DENVER — “I would have gone from living in my car to living on the streets.”
“I would have had to prostitute myself for money.”
“I would not have survived the winter.”
That’s how some of the recipients of the state’s Aid to the Needy Disabled program described what the support meant to them when asked to by the Colorado Coalition for the Homeless.
On Wednesday, Fort Collins Democratic Senator John Kefalas’s bill ( SB 012), which would increase that monthly assistance from $175 to about $270, moved forward, gaining a Republican vote from Health and Human Services Committee member Kevin Lundberg.
“The state’s role in helping the needy is as a last resort,” said Lundberg. “It’s that basic safety net that I’ve always said I support.”
Lundberg added that the measure restores the level of funding the state gave before the recession but doesn’t change who qualifies for the support: Coloradans aged 18-59 who are unable to work because of temporary or permanent disability, who currently make less than $200 a month and whose assets don’t exceed $2,000.
Right now, that’s nearly 7,300 people.
Those who testified in support of the increase said the program is vital because applying for social security benefits can take months, even a year.

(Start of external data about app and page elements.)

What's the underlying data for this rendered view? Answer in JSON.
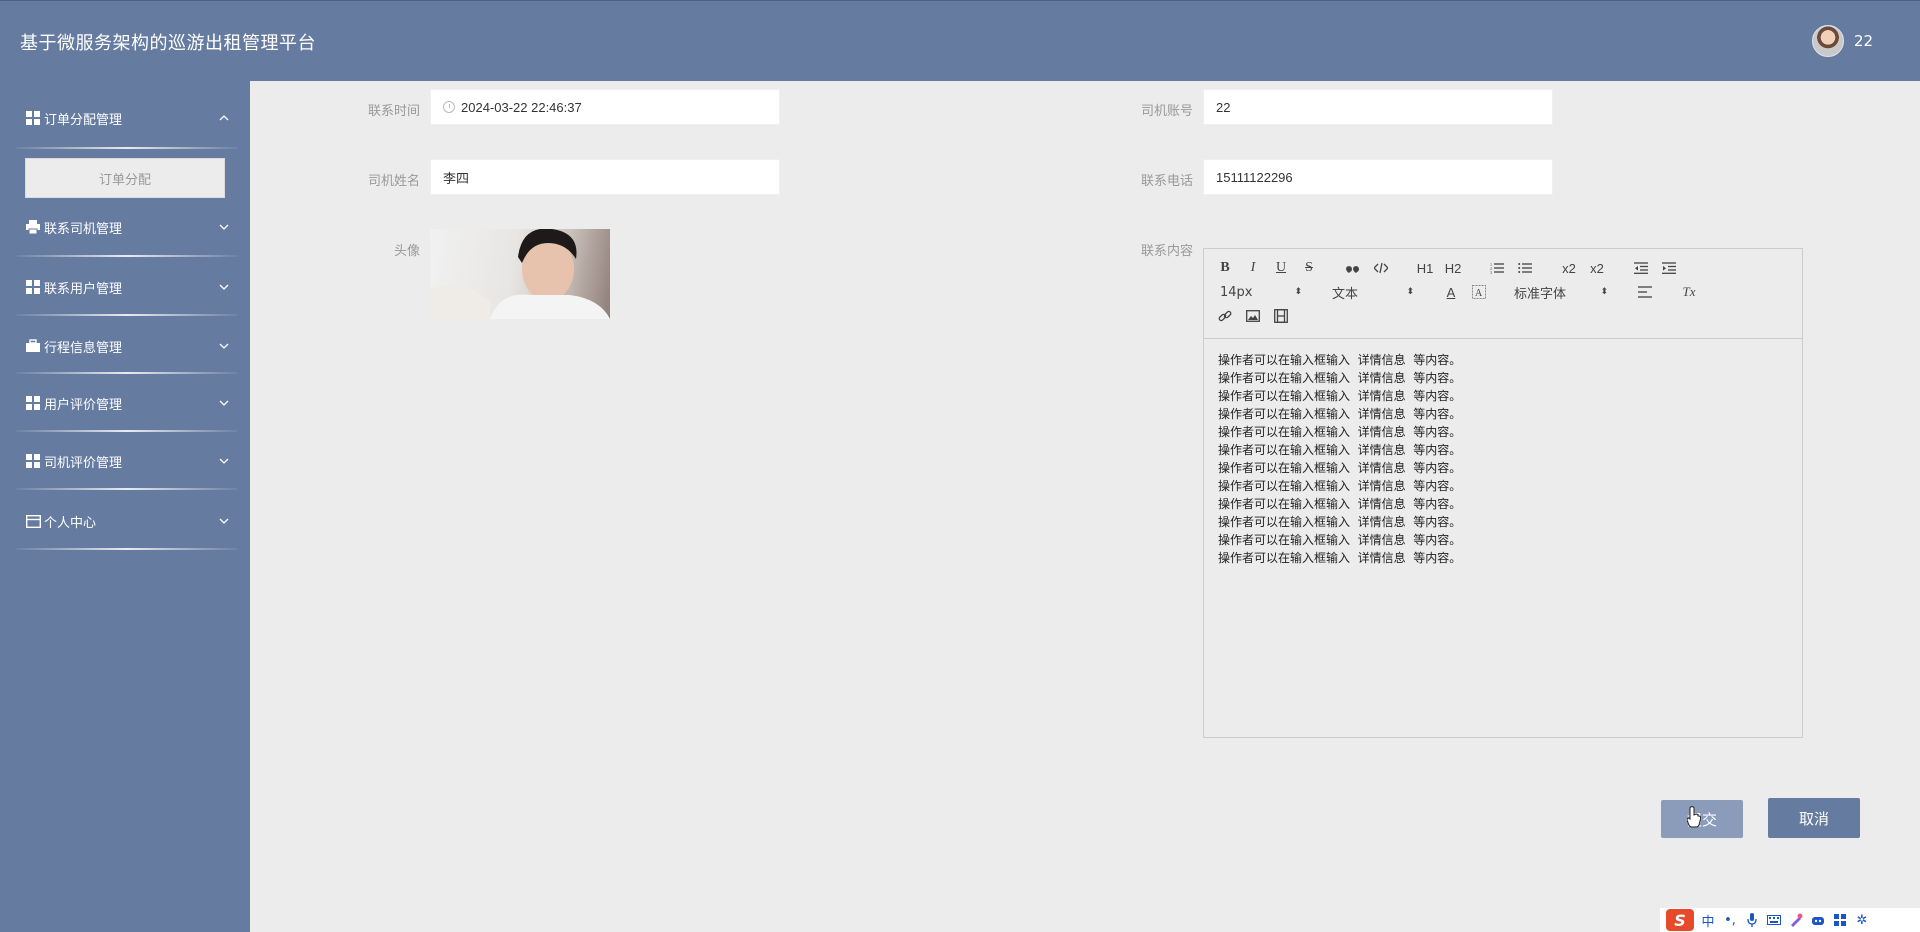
{
  "header": {
    "title": "基于微服务架构的巡游出租管理平台",
    "username": "22"
  },
  "sidebar": {
    "items": [
      {
        "label": "订单分配管理",
        "icon": "grid-icon",
        "expanded": true,
        "sub": [
          {
            "label": "订单分配"
          }
        ]
      },
      {
        "label": "联系司机管理",
        "icon": "printer-icon"
      },
      {
        "label": "联系用户管理",
        "icon": "grid-icon"
      },
      {
        "label": "行程信息管理",
        "icon": "briefcase-icon"
      },
      {
        "label": "用户评价管理",
        "icon": "grid-icon"
      },
      {
        "label": "司机评价管理",
        "icon": "grid-icon"
      },
      {
        "label": "个人中心",
        "icon": "card-icon"
      }
    ]
  },
  "form": {
    "contact_time": {
      "label": "联系时间",
      "value": "2024-03-22 22:46:37"
    },
    "driver_account": {
      "label": "司机账号",
      "value": "22"
    },
    "driver_name": {
      "label": "司机姓名",
      "value": "李四"
    },
    "phone": {
      "label": "联系电话",
      "value": "15111122296"
    },
    "avatar": {
      "label": "头像"
    },
    "content": {
      "label": "联系内容",
      "font_size": "14px",
      "text_type": "文本",
      "font_family": "标准字体",
      "lines": [
        "操作者可以在输入框输入  详情信息  等内容。",
        "操作者可以在输入框输入  详情信息  等内容。",
        "操作者可以在输入框输入  详情信息  等内容。",
        "操作者可以在输入框输入  详情信息  等内容。",
        "操作者可以在输入框输入  详情信息  等内容。",
        "操作者可以在输入框输入  详情信息  等内容。",
        "操作者可以在输入框输入  详情信息  等内容。",
        "操作者可以在输入框输入  详情信息  等内容。",
        "操作者可以在输入框输入  详情信息  等内容。",
        "操作者可以在输入框输入  详情信息  等内容。",
        "操作者可以在输入框输入  详情信息  等内容。",
        "操作者可以在输入框输入  详情信息  等内容。"
      ]
    }
  },
  "buttons": {
    "submit": "提交",
    "cancel": "取消"
  },
  "toolbar_labels": {
    "bold": "B",
    "italic": "I",
    "underline": "U",
    "strike": "S",
    "h1": "H1",
    "h2": "H2",
    "sub": "x2",
    "sup": "x2",
    "text_color": "A",
    "clear_format": "Tx"
  },
  "ime": {
    "lang": "中"
  },
  "colors": {
    "primary": "#657ba0",
    "submit": "#8a9cba",
    "background": "#ececec"
  }
}
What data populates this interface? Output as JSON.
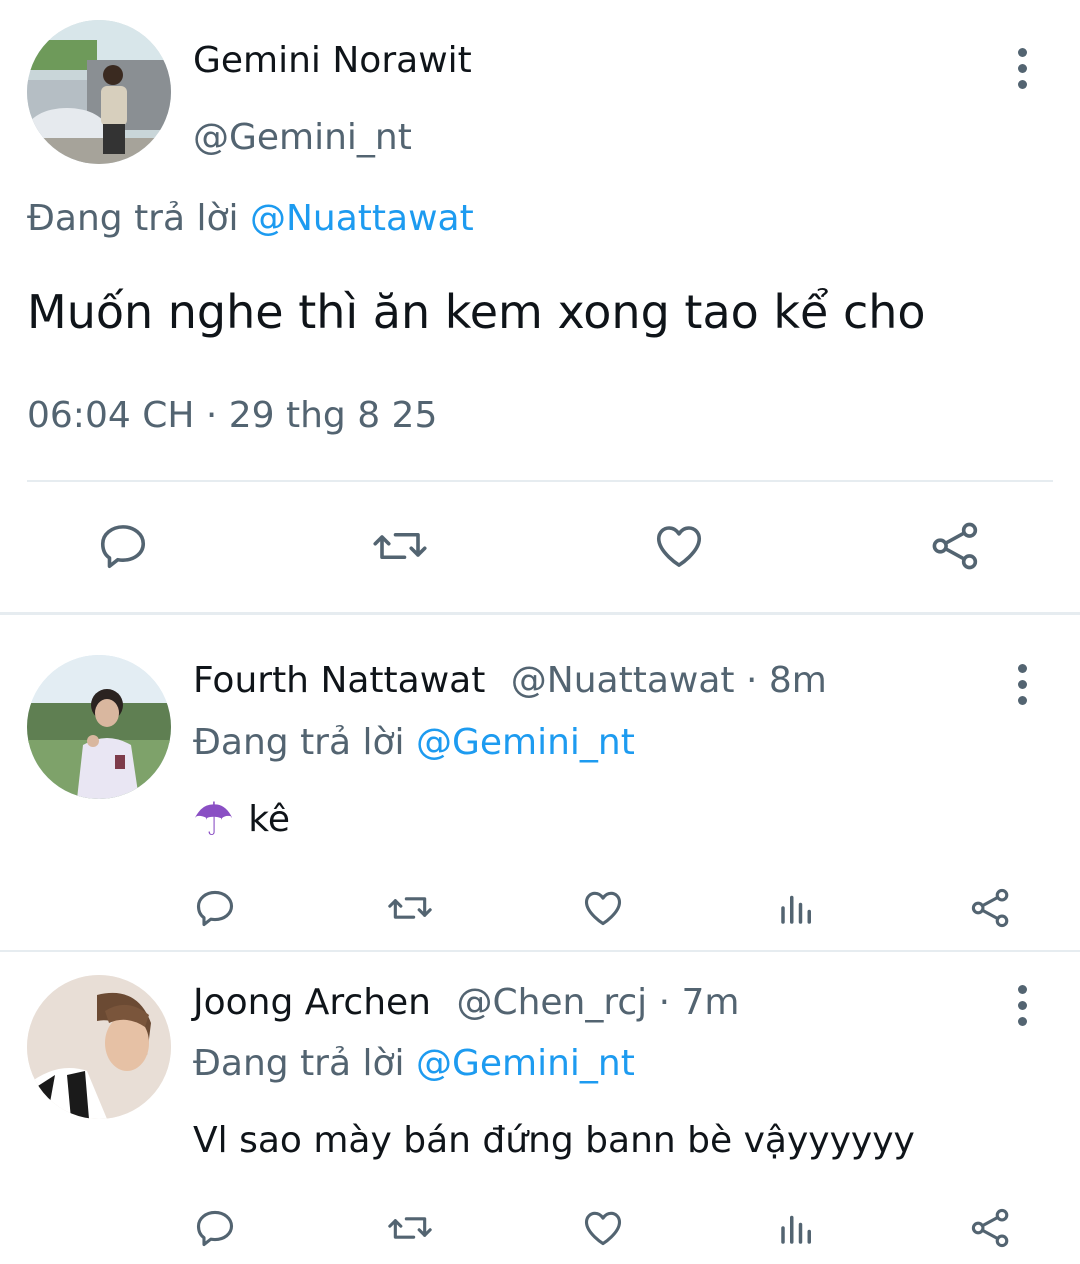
{
  "main_tweet": {
    "author_name": "Gemini Norawit",
    "author_handle": "@Gemini_nt",
    "reply_prefix": "Đang trả lời",
    "reply_to": "@Nuattawat",
    "text": "Muốn nghe thì ăn kem xong tao kể cho",
    "timestamp": "06:04 CH · 29 thg 8 25",
    "actions": [
      "reply-icon",
      "retweet-icon",
      "like-icon",
      "share-icon"
    ]
  },
  "replies": [
    {
      "author_name": "Fourth Nattawat",
      "author_handle": "@Nuattawat",
      "time": "· 8m",
      "reply_prefix": "Đang trả lời",
      "reply_to": "@Gemini_nt",
      "emoji": "☂",
      "text": "kê",
      "actions": [
        "reply-icon",
        "retweet-icon",
        "like-icon",
        "views-icon",
        "share-icon"
      ]
    },
    {
      "author_name": "Joong Archen",
      "author_handle": "@Chen_rcj",
      "time": "· 7m",
      "reply_prefix": "Đang trả lời",
      "reply_to": "@Gemini_nt",
      "text": "Vl sao mày bán đứng bann bè vậyyyyyy",
      "actions": [
        "reply-icon",
        "retweet-icon",
        "like-icon",
        "views-icon",
        "share-icon"
      ]
    }
  ],
  "colors": {
    "link": "#1d9bf0",
    "muted": "#536471",
    "text": "#0f1419",
    "divider": "#e6ecf0"
  }
}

While waiting for social security to kick in, or to return to work, people use the stipend to pay for things like shelter, medicine, bus rides and socks.
Jamie Lewis served as a city councilman and later Mayor of Salida, but before that, he got sick, and says he would have been homeless without a stipend provided by the program.
The measure now moves to the Finance Committee.
[ Image: Milton by Greg Jordan. ]